Cafe culture, the imagined nirvana of British politicians who have based their idea of European quotidian life on their experiences of Provencal mountain retreats and Dordogne riverside bistros. Not for them the foetid stink of Sunday-morning urine in the corners of featureless urban squares and plazas. University of Michagan's report into the comparative drinking/smoking habits of European and American teenagers pops the romantic bubble somewhat.
The U.S. had the second-lowest proportion of students who used tobacco and alcohol compared to their counterparts in 36 European countries, a new report indicates.
The results originate from coordinated school surveys about substance use from more than 100,000 students in some of the largest countries in Europe like Germany, France and Italy, as well as many smaller ones from both Eastern and Western Europe.
The differences found between adolescent behaviors in the U.S. and Europe are dramatic, according to Lloyd Johnston, the principal investigator of the American surveys.

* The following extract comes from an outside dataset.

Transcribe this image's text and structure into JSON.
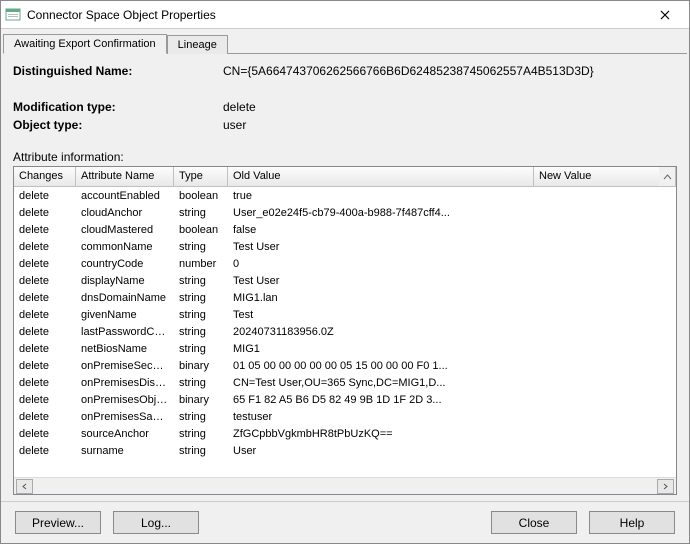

About 27 percent of American students drank alcohol during the 30 days prior to the survey. Only Iceland was lower at 17 percent, and the average rate in the 36 European countries was 57 percent, more than twice the rate in the U.S.
The proportion of American students smoking cigarettes in the month prior to the survey was 12 percent—again the second lowest in the rankings and again only Iceland had a lower rate at 10 percent. For all European countries the average proportion smoking was 28 percent, more than twice the rate in the U.S.
"One of the reasons that smoking and drinking rates among adolescents are so much lower here than in Europe is that both behaviors have been declining and have reached historically low levels in the U.S. over the 37-year life of the Monitoring the Future study," Johnston said. "But even in the earlier years of the European surveys, drinking and smoking by American adolescents was quite low by comparison.
Use of illicit drugs is quite a different matter.
The U.S. students tend to have among the highest rates of use of all of the countries. At 18 percent, the U.S. ranks third of 37 countries on the proportion of students using marijuana or hashish in the prior 30 days. Only France and Monaco had higher rates at 24 percent and 21 percent, respectively. The average across all the European countries was 7 percent, or less than half the rate in the U.S.
American students reported the highest level of marijuana availability of all the countries and the lowest proportion of students associating great risk with its use—factors that may help to explain their relatively high rates of use here, according to Johnston.
"Clearly the U.S. has attained relatively low rates of use for cigarettes and alcohol, though not as low as we would like," Johnston said. "But the level of illicit drug use by adolescents is still exceptional here."
Source: University of Michigan